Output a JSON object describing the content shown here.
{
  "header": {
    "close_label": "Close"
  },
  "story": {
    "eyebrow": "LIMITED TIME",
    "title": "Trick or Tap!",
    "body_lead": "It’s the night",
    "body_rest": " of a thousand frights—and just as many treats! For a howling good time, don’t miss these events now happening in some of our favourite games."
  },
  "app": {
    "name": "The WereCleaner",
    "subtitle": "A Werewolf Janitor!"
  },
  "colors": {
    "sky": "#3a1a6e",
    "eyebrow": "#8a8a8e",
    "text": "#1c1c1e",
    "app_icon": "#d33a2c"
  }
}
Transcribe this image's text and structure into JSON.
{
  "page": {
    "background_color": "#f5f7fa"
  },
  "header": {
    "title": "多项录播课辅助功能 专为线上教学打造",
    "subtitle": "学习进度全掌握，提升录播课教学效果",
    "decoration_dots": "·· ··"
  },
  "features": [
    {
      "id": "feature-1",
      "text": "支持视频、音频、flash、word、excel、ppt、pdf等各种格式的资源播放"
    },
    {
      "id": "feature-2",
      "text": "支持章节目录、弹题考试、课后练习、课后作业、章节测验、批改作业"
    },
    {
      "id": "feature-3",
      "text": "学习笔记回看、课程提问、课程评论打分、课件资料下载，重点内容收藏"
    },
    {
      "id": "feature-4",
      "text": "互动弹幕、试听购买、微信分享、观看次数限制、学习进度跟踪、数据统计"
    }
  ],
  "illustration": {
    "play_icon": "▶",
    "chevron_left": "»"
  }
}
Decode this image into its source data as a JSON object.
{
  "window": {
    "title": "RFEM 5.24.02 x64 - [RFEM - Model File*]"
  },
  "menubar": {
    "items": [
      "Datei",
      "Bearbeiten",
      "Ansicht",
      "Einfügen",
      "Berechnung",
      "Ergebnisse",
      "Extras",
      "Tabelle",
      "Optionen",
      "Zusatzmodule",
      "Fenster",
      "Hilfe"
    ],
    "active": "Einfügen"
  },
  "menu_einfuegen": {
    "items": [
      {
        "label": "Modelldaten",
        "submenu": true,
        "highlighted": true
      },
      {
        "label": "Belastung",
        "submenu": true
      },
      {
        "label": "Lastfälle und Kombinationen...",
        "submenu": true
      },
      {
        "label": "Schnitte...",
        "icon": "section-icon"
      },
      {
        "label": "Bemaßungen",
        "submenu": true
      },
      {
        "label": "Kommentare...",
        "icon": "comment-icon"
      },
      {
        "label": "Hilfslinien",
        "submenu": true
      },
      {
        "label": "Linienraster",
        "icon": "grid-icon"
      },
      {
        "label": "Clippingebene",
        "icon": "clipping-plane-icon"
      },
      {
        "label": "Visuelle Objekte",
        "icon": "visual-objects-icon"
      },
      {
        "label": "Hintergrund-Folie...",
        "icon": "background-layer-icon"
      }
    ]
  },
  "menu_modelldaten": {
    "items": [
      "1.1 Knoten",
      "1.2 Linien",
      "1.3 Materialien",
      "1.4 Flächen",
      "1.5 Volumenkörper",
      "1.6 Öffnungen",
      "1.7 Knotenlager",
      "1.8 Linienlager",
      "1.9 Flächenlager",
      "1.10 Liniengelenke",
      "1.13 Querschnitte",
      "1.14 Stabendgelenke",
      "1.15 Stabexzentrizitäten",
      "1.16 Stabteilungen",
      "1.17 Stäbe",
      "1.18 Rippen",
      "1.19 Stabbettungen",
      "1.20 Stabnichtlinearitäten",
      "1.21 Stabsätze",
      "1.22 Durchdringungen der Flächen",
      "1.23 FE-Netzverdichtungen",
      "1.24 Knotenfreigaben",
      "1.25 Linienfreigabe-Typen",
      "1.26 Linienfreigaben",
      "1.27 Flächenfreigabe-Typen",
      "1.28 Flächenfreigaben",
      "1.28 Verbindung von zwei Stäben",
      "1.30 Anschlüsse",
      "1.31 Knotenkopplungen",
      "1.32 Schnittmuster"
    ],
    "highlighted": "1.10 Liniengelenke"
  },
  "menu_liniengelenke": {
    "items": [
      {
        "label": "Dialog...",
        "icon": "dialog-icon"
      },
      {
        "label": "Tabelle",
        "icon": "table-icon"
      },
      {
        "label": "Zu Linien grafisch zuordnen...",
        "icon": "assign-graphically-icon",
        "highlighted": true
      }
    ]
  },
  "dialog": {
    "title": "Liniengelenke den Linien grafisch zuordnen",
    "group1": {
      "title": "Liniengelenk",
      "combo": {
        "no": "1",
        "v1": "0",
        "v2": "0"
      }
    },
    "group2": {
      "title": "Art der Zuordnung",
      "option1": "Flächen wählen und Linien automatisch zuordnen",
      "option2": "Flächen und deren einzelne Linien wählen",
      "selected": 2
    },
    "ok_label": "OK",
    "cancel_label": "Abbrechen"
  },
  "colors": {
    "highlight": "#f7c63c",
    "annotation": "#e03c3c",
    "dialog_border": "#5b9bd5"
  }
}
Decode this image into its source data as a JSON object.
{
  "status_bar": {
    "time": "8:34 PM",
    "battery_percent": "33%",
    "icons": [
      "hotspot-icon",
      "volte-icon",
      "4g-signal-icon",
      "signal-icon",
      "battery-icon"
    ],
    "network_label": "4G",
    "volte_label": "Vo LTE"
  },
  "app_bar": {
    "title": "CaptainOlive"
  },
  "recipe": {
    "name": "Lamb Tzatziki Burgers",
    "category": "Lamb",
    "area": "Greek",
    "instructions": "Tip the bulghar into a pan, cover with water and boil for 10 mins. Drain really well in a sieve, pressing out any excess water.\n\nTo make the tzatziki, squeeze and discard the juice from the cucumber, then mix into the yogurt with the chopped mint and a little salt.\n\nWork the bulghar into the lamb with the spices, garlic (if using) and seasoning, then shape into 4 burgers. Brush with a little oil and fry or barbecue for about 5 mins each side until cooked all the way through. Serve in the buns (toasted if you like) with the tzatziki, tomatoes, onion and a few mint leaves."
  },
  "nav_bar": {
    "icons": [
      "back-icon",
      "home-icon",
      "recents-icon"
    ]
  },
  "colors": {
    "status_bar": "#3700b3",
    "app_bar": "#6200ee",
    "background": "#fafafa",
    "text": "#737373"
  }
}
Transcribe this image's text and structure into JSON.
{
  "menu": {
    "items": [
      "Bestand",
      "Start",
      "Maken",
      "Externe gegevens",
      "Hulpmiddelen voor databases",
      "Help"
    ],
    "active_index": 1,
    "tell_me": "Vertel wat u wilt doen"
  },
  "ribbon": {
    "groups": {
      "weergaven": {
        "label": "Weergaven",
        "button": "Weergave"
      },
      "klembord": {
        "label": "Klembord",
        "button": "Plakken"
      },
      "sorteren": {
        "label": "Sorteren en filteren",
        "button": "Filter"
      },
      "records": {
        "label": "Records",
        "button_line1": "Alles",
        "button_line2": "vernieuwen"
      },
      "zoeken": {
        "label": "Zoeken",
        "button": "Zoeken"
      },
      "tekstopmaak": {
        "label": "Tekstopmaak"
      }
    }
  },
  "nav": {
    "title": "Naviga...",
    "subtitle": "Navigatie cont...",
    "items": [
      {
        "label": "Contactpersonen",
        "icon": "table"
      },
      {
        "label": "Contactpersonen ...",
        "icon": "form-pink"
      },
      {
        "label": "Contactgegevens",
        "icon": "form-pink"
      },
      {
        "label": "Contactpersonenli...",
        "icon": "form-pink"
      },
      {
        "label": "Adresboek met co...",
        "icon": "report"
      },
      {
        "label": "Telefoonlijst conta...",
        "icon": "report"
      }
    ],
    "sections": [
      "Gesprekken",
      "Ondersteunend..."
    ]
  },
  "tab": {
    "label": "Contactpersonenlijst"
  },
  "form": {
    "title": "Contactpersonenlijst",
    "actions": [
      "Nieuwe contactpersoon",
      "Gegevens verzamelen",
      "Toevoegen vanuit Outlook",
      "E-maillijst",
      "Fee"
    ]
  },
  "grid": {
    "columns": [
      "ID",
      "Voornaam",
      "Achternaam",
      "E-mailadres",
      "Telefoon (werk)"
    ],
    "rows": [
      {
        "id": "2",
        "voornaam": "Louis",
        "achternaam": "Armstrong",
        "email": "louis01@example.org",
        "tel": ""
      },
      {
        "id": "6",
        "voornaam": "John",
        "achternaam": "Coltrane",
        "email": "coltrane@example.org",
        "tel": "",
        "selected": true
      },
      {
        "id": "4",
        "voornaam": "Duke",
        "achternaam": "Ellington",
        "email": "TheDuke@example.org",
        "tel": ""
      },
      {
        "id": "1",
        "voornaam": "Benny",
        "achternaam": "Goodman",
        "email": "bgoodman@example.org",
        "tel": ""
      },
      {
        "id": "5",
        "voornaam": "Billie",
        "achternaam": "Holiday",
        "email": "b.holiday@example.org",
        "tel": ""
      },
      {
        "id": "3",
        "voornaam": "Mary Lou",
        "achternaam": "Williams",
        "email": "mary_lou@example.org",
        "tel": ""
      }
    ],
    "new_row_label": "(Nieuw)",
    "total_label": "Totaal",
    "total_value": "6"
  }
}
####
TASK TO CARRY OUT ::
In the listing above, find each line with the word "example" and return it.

RESPONSE TO THIS EXERCISE ::
        "email": "louis01@example.org",
        "email": "coltrane@example.org",
        "email": "TheDuke@example.org",
        "email": "bgoodman@example.org",
        "email": "b.holiday@example.org",
        "email": "mary_lou@example.org",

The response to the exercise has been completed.